The first two months of market year 2021/22 have been distinguished by quick and substantial price increases on all major international marketplaces.
The market, which is structurally largely dependent on North American supply, moved as soon as the production prospects in Canada and the United States provided at first worrying signals, then appeared more and more compromised, setting the opening prices for the new campaign above June average. During the previous market year, prices started declining between July and September, in conjunction with the arrival of the new crop in Canada and the USA, more abundant than in 2019 for about + 31% as a total of the two countries. However, the deficit global balance shaped by the beginng stocks drop by -17% soon reversed the price trend, keeping it mostly upward through around mid of 2021 first quarter.

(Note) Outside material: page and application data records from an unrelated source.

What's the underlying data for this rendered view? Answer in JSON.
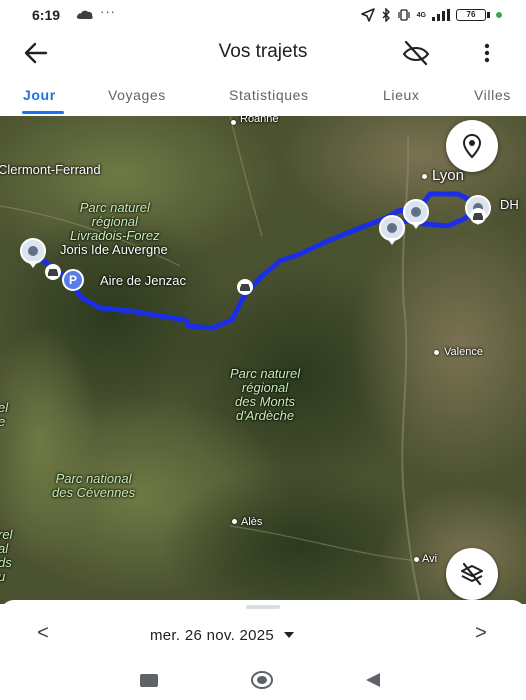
{
  "status_bar": {
    "time": "6:19",
    "overflow": "···",
    "network": "4G",
    "battery": "76"
  },
  "app_bar": {
    "title": "Vos trajets",
    "icons": {
      "back": "arrow-left-icon",
      "location_off": "location-off-icon",
      "more": "more-vert-icon"
    }
  },
  "tabs": [
    {
      "label": "Jour",
      "active": true
    },
    {
      "label": "Voyages",
      "active": false
    },
    {
      "label": "Statistiques",
      "active": false
    },
    {
      "label": "Lieux",
      "active": false
    },
    {
      "label": "Villes",
      "active": false
    }
  ],
  "map": {
    "places": {
      "roanne": "Roanne",
      "clermont": "Clermont-Ferrand",
      "lyon": "Lyon",
      "dh": "DH",
      "valence": "Valence",
      "ales": "Alès",
      "avignon": "Avi"
    },
    "parks": {
      "livradois": "Parc naturel\nrégional\nLivradois-Forez",
      "ardeche": "Parc naturel\nrégional\ndes Monts\nd'Ardèche",
      "cevennes": "Parc national\ndes Cévennes"
    },
    "edge_fragments": {
      "left_1": "el\ne",
      "left_2": "rel\nal\nds\nu"
    },
    "visit_labels": {
      "joris": "Joris Ide Auvergne",
      "jenzac": "Aire de Jenzac"
    },
    "parking_glyph": "P",
    "route_color": "#1a2ee8",
    "icons": {
      "locate": "location-pin-icon",
      "layers_off": "layers-off-icon"
    }
  },
  "date_nav": {
    "prev": "<",
    "date": "mer. 26 nov. 2025",
    "next": ">"
  },
  "nav_bar": {
    "icons": {
      "recent": "recent-apps-icon",
      "home": "home-icon",
      "back": "back-triangle-icon"
    }
  },
  "colors": {
    "accent": "#1a73e8",
    "route": "#1a2ee8",
    "text": "#202124",
    "park_label": "#c7ecb5"
  }
}
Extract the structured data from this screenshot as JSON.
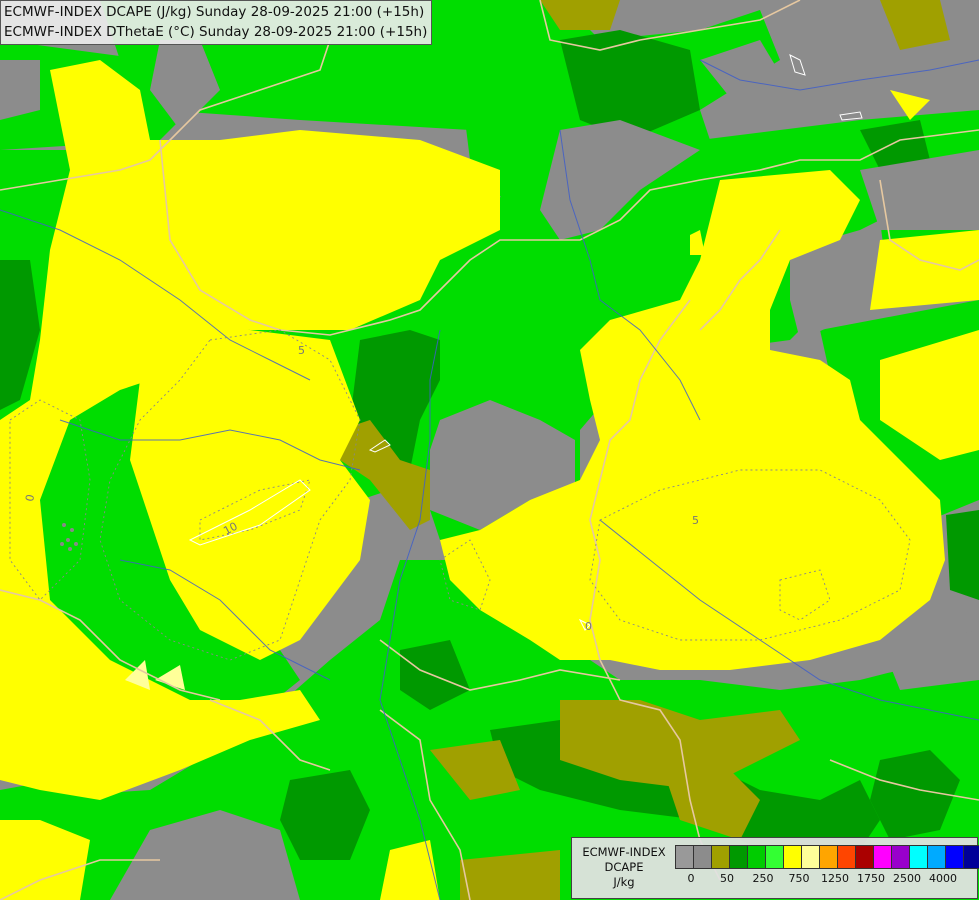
{
  "header": {
    "line1": "ECMWF-INDEX DCAPE (J/kg) Sunday 28-09-2025 21:00 (+15h)",
    "line2": "ECMWF-INDEX DThetaE (°C) Sunday 28-09-2025 21:00 (+15h)"
  },
  "legend": {
    "title_lines": [
      "ECMWF-INDEX",
      "DCAPE",
      "J/kg"
    ],
    "colors": [
      "#999999",
      "#8c8c8c",
      "#a0a000",
      "#009900",
      "#00cc00",
      "#33ff33",
      "#ffff00",
      "#ffff99",
      "#ffa500",
      "#ff4500",
      "#aa0000",
      "#ff00ff",
      "#9900cc",
      "#00ffff",
      "#00aaff",
      "#0000ff",
      "#000099"
    ],
    "tick_labels": [
      "0",
      "50",
      "250",
      "750",
      "1250",
      "1750",
      "2500",
      "4000"
    ]
  },
  "contour_labels": {
    "a": "5",
    "b": "10",
    "c": "0",
    "d": "5",
    "e": "0"
  },
  "map_colors": {
    "gray": "#8c8c8c",
    "olive": "#a0a000",
    "dark_green": "#009900",
    "green": "#00dd00",
    "light_green": "#33ff33",
    "yellow": "#ffff00",
    "pale_yellow": "#ffff99"
  }
}
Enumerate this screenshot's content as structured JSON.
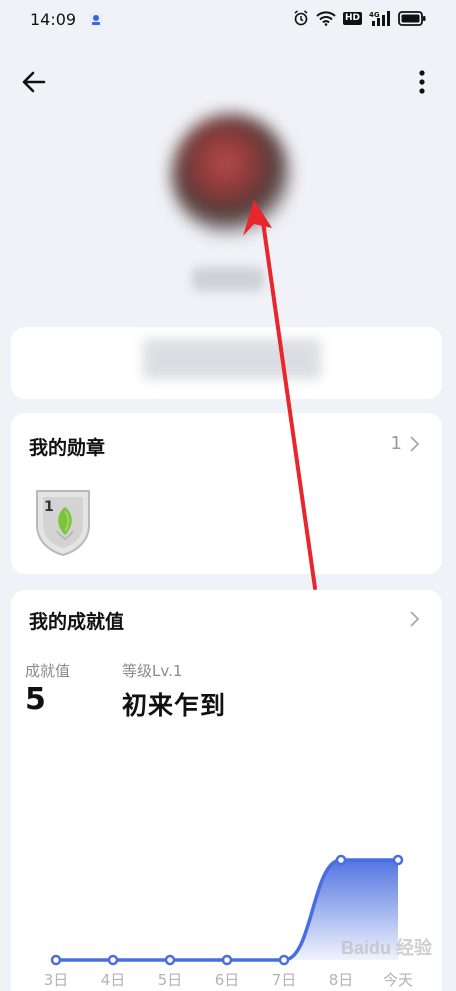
{
  "status_bar": {
    "time": "14:09",
    "icons": [
      "app-notification-icon",
      "alarm-icon",
      "wifi-icon",
      "hd-icon",
      "signal-4g-icon",
      "battery-icon"
    ],
    "hd_label": "HD",
    "network_label": "4G"
  },
  "header": {
    "back_icon": "arrow-left-icon",
    "more_icon": "more-vertical-icon"
  },
  "badges_section": {
    "title": "我的勋章",
    "count": "1",
    "medal_number": "1"
  },
  "achievement_section": {
    "title": "我的成就值",
    "score_label": "成就值",
    "score_value": "5",
    "level_label": "等级Lv.1",
    "level_name": "初来乍到"
  },
  "chart_data": {
    "type": "area",
    "categories": [
      "3日",
      "4日",
      "5日",
      "6日",
      "7日",
      "8日",
      "今天"
    ],
    "values": [
      0,
      0,
      0,
      0,
      0,
      5,
      5
    ],
    "color": "#4a6ee0"
  },
  "watermark": "Baidu 经验",
  "colors": {
    "background": "#f1f2f7",
    "card": "#ffffff",
    "accent": "#4a6ee0",
    "annotation_arrow": "#e8262c"
  }
}
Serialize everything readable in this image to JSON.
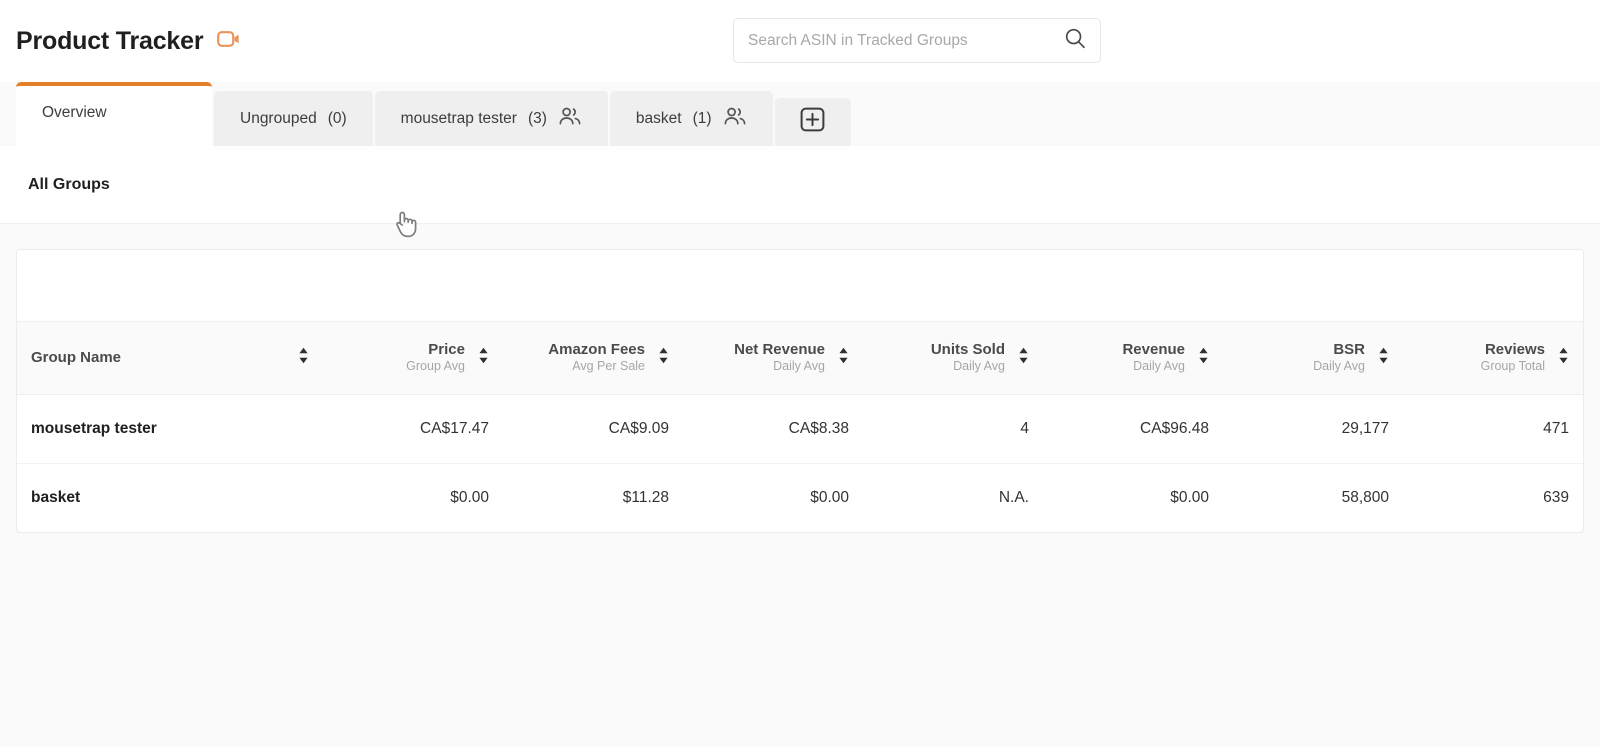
{
  "header": {
    "title": "Product Tracker",
    "video_icon": "video-camera-icon",
    "search": {
      "placeholder": "Search ASIN in Tracked Groups",
      "value": "",
      "icon": "search-icon"
    }
  },
  "tabs": {
    "items": [
      {
        "label": "Overview",
        "count": "",
        "active": true,
        "has_users_icon": false
      },
      {
        "label": "Ungrouped",
        "count": "(0)",
        "active": false,
        "has_users_icon": false
      },
      {
        "label": "mousetrap tester",
        "count": "(3)",
        "active": false,
        "has_users_icon": true
      },
      {
        "label": "basket",
        "count": "(1)",
        "active": false,
        "has_users_icon": true
      }
    ],
    "add_tab_icon": "plus-square-icon"
  },
  "section": {
    "all_groups_label": "All Groups"
  },
  "table": {
    "columns": [
      {
        "main": "Group Name",
        "sub": "",
        "align": "left"
      },
      {
        "main": "Price",
        "sub": "Group Avg",
        "align": "right"
      },
      {
        "main": "Amazon Fees",
        "sub": "Avg Per Sale",
        "align": "right"
      },
      {
        "main": "Net Revenue",
        "sub": "Daily Avg",
        "align": "right"
      },
      {
        "main": "Units Sold",
        "sub": "Daily Avg",
        "align": "right"
      },
      {
        "main": "Revenue",
        "sub": "Daily Avg",
        "align": "right"
      },
      {
        "main": "BSR",
        "sub": "Daily Avg",
        "align": "right"
      },
      {
        "main": "Reviews",
        "sub": "Group Total",
        "align": "right"
      }
    ],
    "rows": [
      {
        "group_name": "mousetrap tester",
        "price": "CA$17.47",
        "amazon_fees": "CA$9.09",
        "net_revenue": "CA$8.38",
        "units_sold": "4",
        "revenue": "CA$96.48",
        "bsr": "29,177",
        "reviews": "471"
      },
      {
        "group_name": "basket",
        "price": "$0.00",
        "amazon_fees": "$11.28",
        "net_revenue": "$0.00",
        "units_sold": "N.A.",
        "revenue": "$0.00",
        "bsr": "58,800",
        "reviews": "639"
      }
    ]
  },
  "colors": {
    "accent_orange": "#e4802a",
    "page_bg": "#fafafa",
    "surface": "#ffffff",
    "tab_inactive": "#efefef",
    "header_row_bg": "#fafafa"
  },
  "cursor": {
    "type": "pointing-hand"
  }
}
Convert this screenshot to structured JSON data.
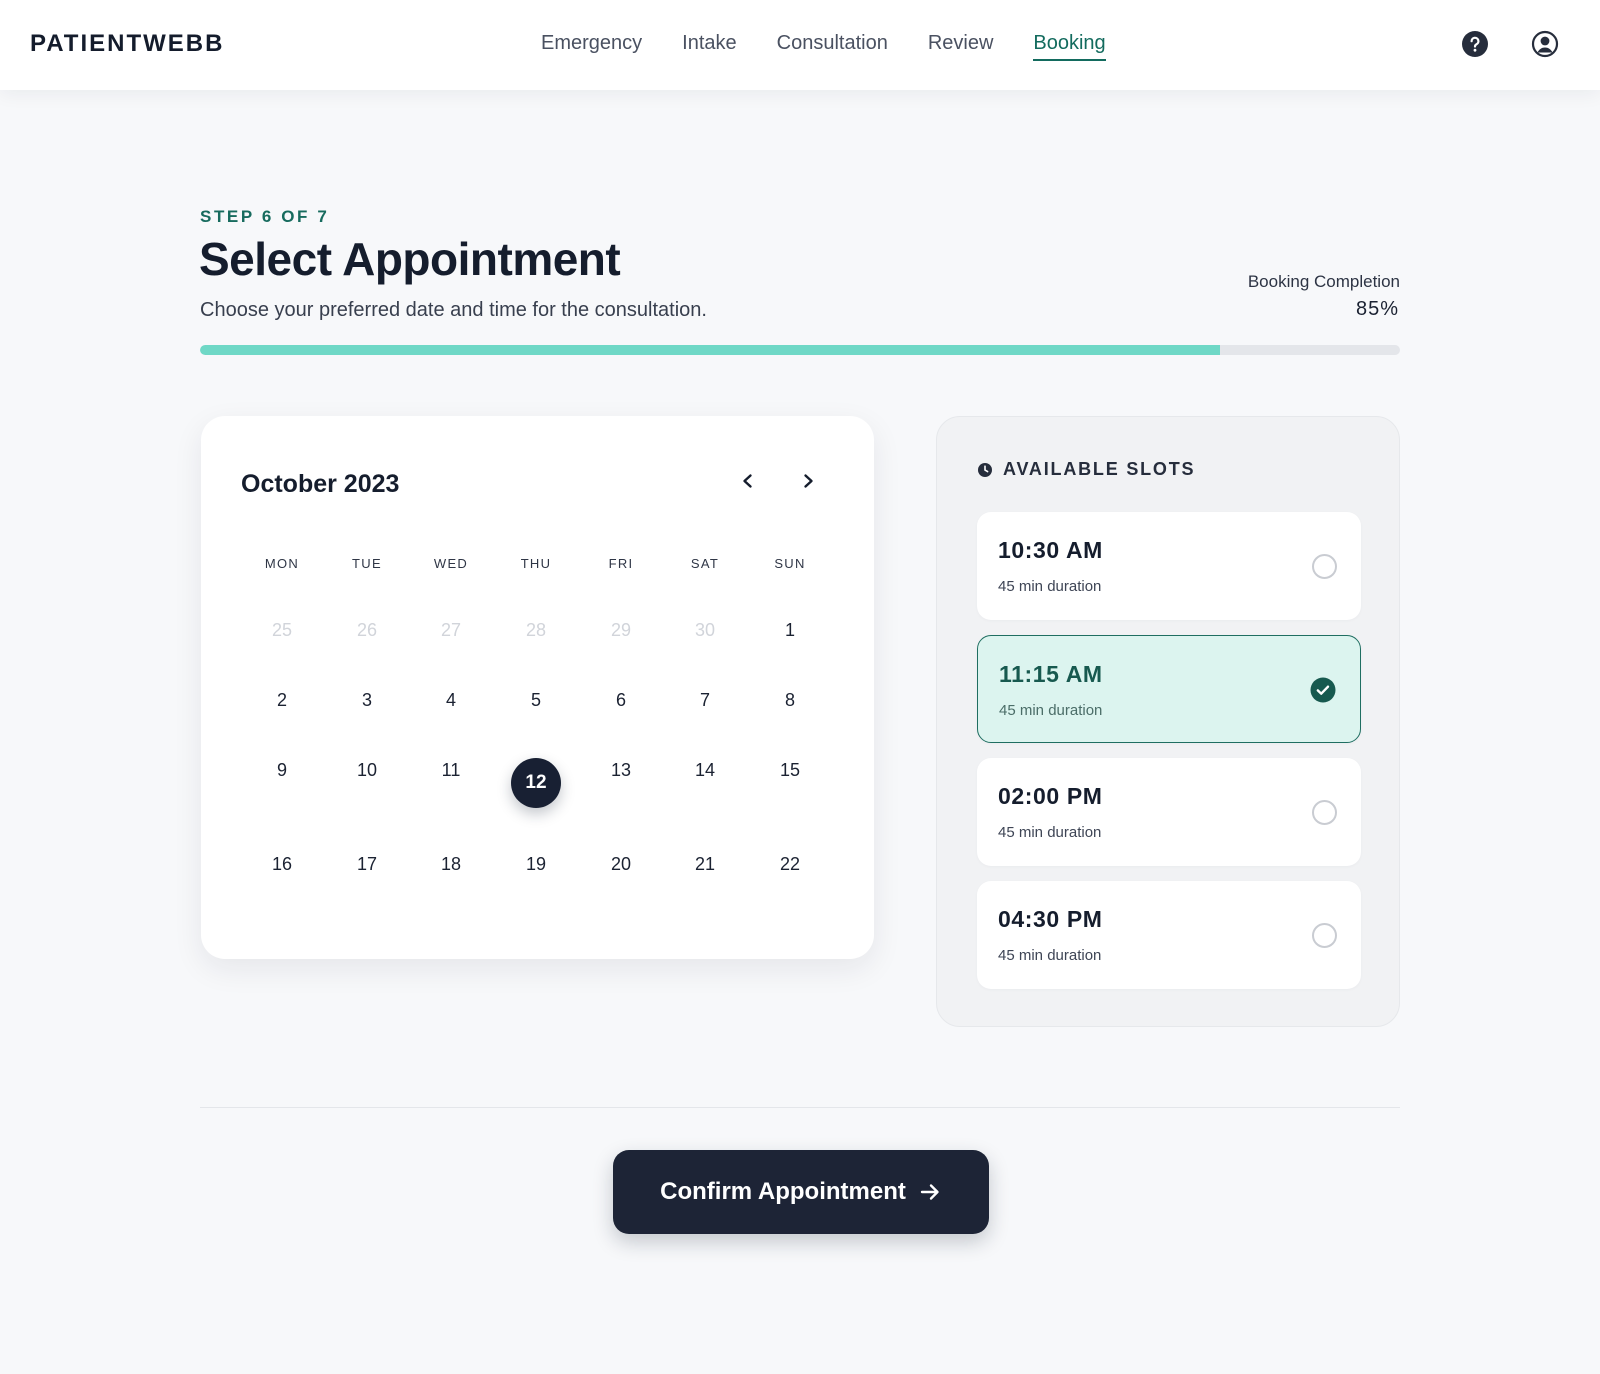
{
  "app": {
    "brand": "PATIENTWEBB"
  },
  "nav": {
    "items": [
      {
        "label": "Emergency"
      },
      {
        "label": "Intake"
      },
      {
        "label": "Consultation"
      },
      {
        "label": "Review"
      },
      {
        "label": "Booking",
        "active": true
      }
    ]
  },
  "header_icons": [
    "help-icon",
    "user-icon"
  ],
  "page": {
    "step": "STEP 6 OF 7",
    "title": "Select Appointment",
    "subtitle": "Choose your preferred date and time for the consultation.",
    "completion_label": "Booking Completion",
    "completion_value": "85%",
    "completion_fraction": 0.85
  },
  "calendar": {
    "month": "October 2023",
    "weekdays": [
      "MON",
      "TUE",
      "WED",
      "THU",
      "FRI",
      "SAT",
      "SUN"
    ],
    "weeks": [
      [
        "25",
        "26",
        "27",
        "28",
        "29",
        "30",
        "1"
      ],
      [
        "2",
        "3",
        "4",
        "5",
        "6",
        "7",
        "8"
      ],
      [
        "9",
        "10",
        "11",
        "12",
        "13",
        "14",
        "15"
      ],
      [
        "16",
        "17",
        "18",
        "19",
        "20",
        "21",
        "22"
      ]
    ],
    "previous_month_days": [
      "25",
      "26",
      "27",
      "28",
      "29",
      "30"
    ],
    "selected_day": "12"
  },
  "slots": {
    "heading": "AVAILABLE SLOTS",
    "items": [
      {
        "time": "10:30 AM",
        "duration": "45 min duration",
        "selected": false
      },
      {
        "time": "11:15 AM",
        "duration": "45 min duration",
        "selected": true
      },
      {
        "time": "02:00 PM",
        "duration": "45 min duration",
        "selected": false
      },
      {
        "time": "04:30 PM",
        "duration": "45 min duration",
        "selected": false
      }
    ]
  },
  "confirm": {
    "label": "Confirm Appointment"
  },
  "colors": {
    "accent": "#136b5e",
    "progress": "#6fd8c6",
    "dark": "#1d2436",
    "selected_slot_bg": "#dcf4ef"
  }
}
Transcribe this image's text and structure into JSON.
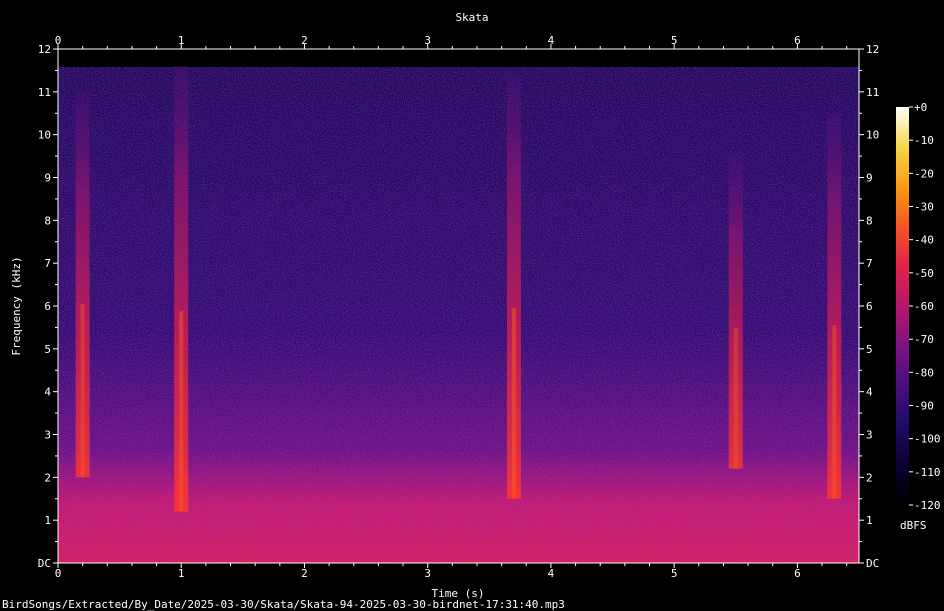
{
  "chart_data": {
    "type": "heatmap",
    "title": "Skata",
    "xlabel": "Time (s)",
    "ylabel": "Frequency (kHz)",
    "xlim": [
      0,
      6.5
    ],
    "ylim": [
      0,
      12
    ],
    "x_ticks": [
      "0",
      "1",
      "2",
      "3",
      "4",
      "5",
      "6"
    ],
    "y_ticks": [
      "DC",
      "1",
      "2",
      "3",
      "4",
      "5",
      "6",
      "7",
      "8",
      "9",
      "10",
      "11",
      "12"
    ],
    "colorbar": {
      "label": "dBFS",
      "range": [
        -120,
        0
      ],
      "ticks": [
        "+0",
        "-10",
        "-20",
        "-30",
        "-40",
        "-50",
        "-60",
        "-70",
        "-80",
        "-90",
        "-100",
        "-110",
        "-120"
      ],
      "colors": [
        "#000000",
        "#0b0030",
        "#1f0b63",
        "#4a0e7e",
        "#7d1382",
        "#b5176b",
        "#e3214a",
        "#f55626",
        "#fb9a10",
        "#f5d84a",
        "#ffffff"
      ]
    },
    "background_level_dbfs": -95,
    "low_band_level_dbfs": -60,
    "bright_events": [
      {
        "t": 0.2,
        "f_low": 2.0,
        "f_high": 11.0,
        "level_dbfs": -65
      },
      {
        "t": 1.0,
        "f_low": 1.2,
        "f_high": 11.6,
        "level_dbfs": -55
      },
      {
        "t": 3.7,
        "f_low": 1.5,
        "f_high": 11.4,
        "level_dbfs": -55
      },
      {
        "t": 5.5,
        "f_low": 2.2,
        "f_high": 9.5,
        "level_dbfs": -70
      },
      {
        "t": 6.3,
        "f_low": 1.5,
        "f_high": 10.5,
        "level_dbfs": -60
      }
    ]
  },
  "footer": {
    "file_path": "BirdSongs/Extracted/By_Date/2025-03-30/Skata/Skata-94-2025-03-30-birdnet-17:31:40.mp3"
  }
}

Since then, both sellers and buyers began to look over the next campaign outlook so that the market entered a brief stage of stability. During the following months, the developments in some of the key areas have progressively changed the expected outcome up to a radical reversal of the world Supply – Demand estimates, changed through June and July from a surplus scenario to deficit, same as occurred in the two previous campaigns but even to a greater extent. In detail: in Europe, with the winter plantings completed, the very first forecasts released in January by the Commission and other private sources placed the expected production at around 8.2 million tons, a significant increase compared to 2020 (+14%). However, the subsequent downward revisions for the planted area data – despite confirmed up comparing to the previous year – and the weather trend of the following months with frosts during April in France and Italy, drought in May in Spain and rains at harvest in France, have progressively eroded the production potential to the current estimate around 7.7 million tons. Therefore, the current estimates for the Mediterranean area – the demand heart – highlights a greater than initially expected import need, as just the production recovery in Morocco was confirmed, after two consecutive years of severe drought and poor harvests. In North America, spring planting choices were immediately strongly influenced by the historically high prices of other crops competing for acreage. In the United States, corn and soybeans mainly caused the loss of durum wheat hectares which Usda forecasted as first at -9% (March Prospective Plantings) and subsequently updated at the end of June at -12%. In Canada, the projections released by Aafc and Statistics Canada have even progressively changed from expected acreage expansions by +5% made public at the beginning of the year down to the current loss by -3% in favor of canola and barley. At the same time, the drought conditions already ongoing before the plantings’ beginning have stayed through the end of spring and early summer, actually accompanying the entire development cycle in North Dakota, Montana and Saskatchewan with consequent negative impact on soil moisture and crop conditions, currently at historical minimum values. In terms of production – comparing to 2020 – Canada and the United States could therefore harvest together about 2.6-2.7 million tons less (-31/33%) for a consequent drop of exports by around 2.0-2.2 million of tons (-30/34%). Faced with heavily reduced supply, the market players are now trying to envisage the most likely behavior of demand and consumption. It is primary to remark that durum wheat usage elasticity to supply is typically low, particularly when compared to other commodities. Indeed, substitutes options for the end products manufacturing are limited due to both, regulations in some of the main world pasta producers, and technological constraints in the milling and pasta making. Furthermore, the main substitute for durum wheat, the Sprig wheat in now going through no less tense than durum market outlook and price trend caused – again – by an extremely tight global production. The most recent data relating to the milling and pasta industry in some of the most representative areas let foresee a likely decline for global usage, at least in the first half of the 2021/2022 market year (Jul-Dec 2021). In fact, the return to more normal conditions comparing to the consumption peaks during the 2020 lockdown can reasonably explain the scenario: during the first six months of 2021, in comparison with the same period last year, sales of dry pasta in Italy by volume performed a negative result by -8.3%, in Turkey pasta exports fell by -7.5% and in the United States the grinding for semolina production in the second quarter was down by -11% compared to the first quarter and -21% compared to the same quarter in 2020. However, even in light of above outlined assumption, the durum wheat market drivers for the 2021/2022 campaign are now clearly set by the lack of production, whatever they are the final data for Canada and the United States, expected to be known in the second half of September. In this context, prices still have room for further increase. Moreover, even the possible recovery of planted acreage for the 2022 crop, which would become aware to the market during the the first quarter of next year, may have a very limited bearish effect as final inventories in the current campaign will be at historic low values. As a matter of fact, the market may see the tension ease only in the face of next crops actually available.